By Cian Molloy - 14 January, 2019
Tourists throw about €4,000 into the Trevi Fountain’s pools and cascades every day, which until now has been used to fund Caritas Italia's projects to help Rome's poor.
Rome’s largest Baroque fountain is at the centre of a church–state power struggle over who should receive the money it generates.
Rome’s mayor, Virginia Raggi, insists that funds generated by the Trevi Fountain should go to municipal social solidarity and assistance projects rather than to Church-run social welfare programmes.
Designed by Nicolas Salvi in the 1730s following a contest organised by Pope Clement XII, the Trevi Fountain is a must see for any visitor to Rome, not least because of a tradition that claims that anyone who casts a coin into its waters – from their right hand, over their left shoulder, with both eyes closed – will return again to Rome one day.
A further elaboration of the superstition has it that anyone who throws two coins into the fountain in the prescribed manner will fall in love with a Roman, and anyone who throws in three coins or more will marry one.
As a result of the tradition, the fountain is a substantial source of money. Tourists throw an estimated €4,000 a day into the Trevi’s pools and cascades every day. The total amount last year was more than €1.5m.
Recently, that money has gone to Caritas Italia, an agency of the Italian Bishops Conference, established in 1971. Officially, the Irish equivalent of this Italian agency is Trócaire, but there are significant differences. While Trócaire is the Irish bishops’ overseas development and aid agency, Caritas Italia funds and carries out good works across Italy, as well as overseas. Its projects include food kitchens, mental health initiatives and supports for the homeless.
Around 15 per cent of Caritas Italia’s annual budget is spent on helping the poor of Rome, with a significant portion of that coming from the Trevi Fountain. But now Mayor Raggi has said it would be more appropriate for that money to go to supporting the city council’s social initiatives, which are under enormous pressure because of the city’s enormous public debt of €14bn. So from 1st April this year, all coins collected from the Trevi Fountain will now go into a City of Rome municipal fund.
So far, the Italian bishops have not commented, but last week the issue was highlighted in Avvenire, the Milan-based newspaper that enjoys close links with the Italian hierarchy. Writer Luca Liverani commented that if the funds are to be managed by city council employees, a significant proportion will be lost in administration costs, as tasks carried out by Caritas volunteers, such as physically sorting and counting coins, will have to be paid for.

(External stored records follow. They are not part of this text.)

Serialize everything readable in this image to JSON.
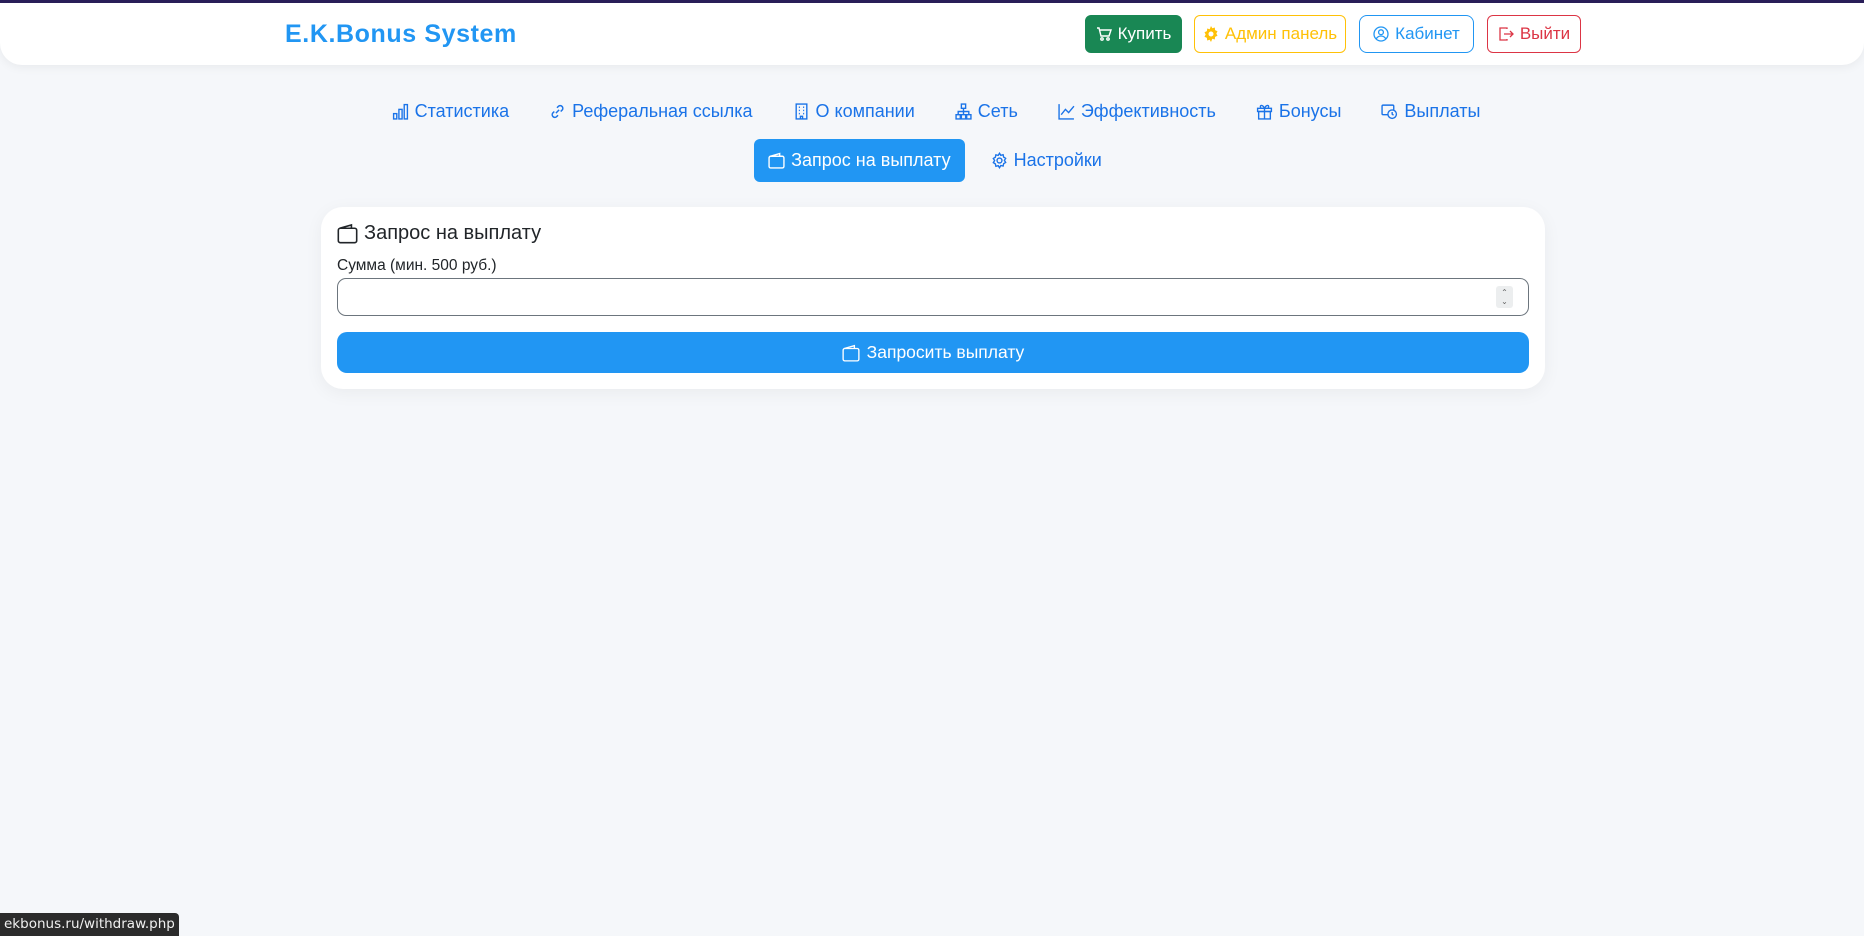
{
  "header": {
    "brand": "E.K.Bonus System",
    "buy_label": "Купить",
    "admin_label": "Админ панель",
    "cabinet_label": "Кабинет",
    "logout_label": "Выйти"
  },
  "tabs": [
    {
      "label": "Статистика",
      "icon": "bar-chart-icon"
    },
    {
      "label": "Реферальная ссылка",
      "icon": "link-icon"
    },
    {
      "label": "О компании",
      "icon": "building-icon"
    },
    {
      "label": "Сеть",
      "icon": "network-icon"
    },
    {
      "label": "Эффективность",
      "icon": "line-chart-icon"
    },
    {
      "label": "Бонусы",
      "icon": "gift-icon"
    },
    {
      "label": "Выплаты",
      "icon": "payments-icon"
    },
    {
      "label": "Запрос на выплату",
      "icon": "wallet-icon",
      "active": true
    },
    {
      "label": "Настройки",
      "icon": "gear-icon"
    }
  ],
  "card": {
    "title": "Запрос на выплату",
    "amount_label": "Сумма (мин. 500 руб.)",
    "amount_value": "",
    "submit_label": "Запросить выплату"
  },
  "statusbar": {
    "url": "ekbonus.ru/withdraw.php"
  },
  "colors": {
    "accent": "#2196f3",
    "buy": "#198754",
    "admin": "#ffc107",
    "logout": "#dc3545",
    "background": "#f5f7fa"
  }
}
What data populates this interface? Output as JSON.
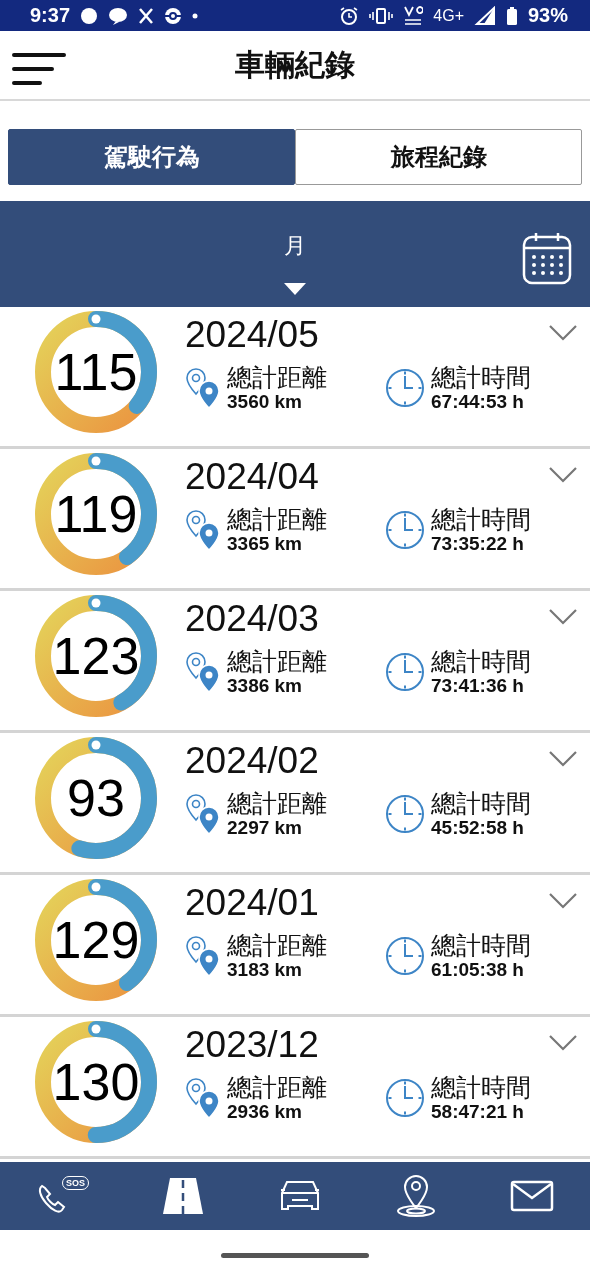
{
  "status_bar": {
    "time": "9:37",
    "network": "4G+",
    "battery": "93%"
  },
  "header": {
    "title": "車輛紀錄"
  },
  "tabs": [
    {
      "label": "駕駛行為",
      "selected": true
    },
    {
      "label": "旅程紀錄",
      "selected": false
    }
  ],
  "period": {
    "label": "月"
  },
  "records": [
    {
      "period": "2024/05",
      "score": "115",
      "level": 0.36,
      "distance_label": "總計距離",
      "distance": "3560 km",
      "time_label": "總計時間",
      "time": "67:44:53 h",
      "expanded": false
    },
    {
      "period": "2024/04",
      "score": "119",
      "level": 0.4,
      "distance_label": "總計距離",
      "distance": "3365 km",
      "time_label": "總計時間",
      "time": "73:35:22 h",
      "expanded": false
    },
    {
      "period": "2024/03",
      "score": "123",
      "level": 0.42,
      "distance_label": "總計距離",
      "distance": "3386 km",
      "time_label": "總計時間",
      "time": "73:41:36 h",
      "expanded": false
    },
    {
      "period": "2024/02",
      "score": "93",
      "level": 0.55,
      "distance_label": "總計距離",
      "distance": "2297 km",
      "time_label": "總計時間",
      "time": "45:52:58 h",
      "expanded": false
    },
    {
      "period": "2024/01",
      "score": "129",
      "level": 0.4,
      "distance_label": "總計距離",
      "distance": "3183 km",
      "time_label": "總計時間",
      "time": "61:05:38 h",
      "expanded": false
    },
    {
      "period": "2023/12",
      "score": "130",
      "level": 0.5,
      "distance_label": "總計距離",
      "distance": "2936 km",
      "time_label": "總計時間",
      "time": "58:47:21 h",
      "expanded": false
    }
  ],
  "nav": [
    {
      "kind": "sos",
      "label": "SOS"
    },
    {
      "kind": "road"
    },
    {
      "kind": "car"
    },
    {
      "kind": "location"
    },
    {
      "kind": "mail"
    }
  ]
}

Furthermore, as a charity, Caritas can provide assistance directly to needy families in ways impossible for civil service agencies, with Mr Liverani citing as an example the one-off grants given by Caritas to needy families to help cover unforeseen domestic emergencies. He said, as a result of the change, the people who most need help in Rome will lose out.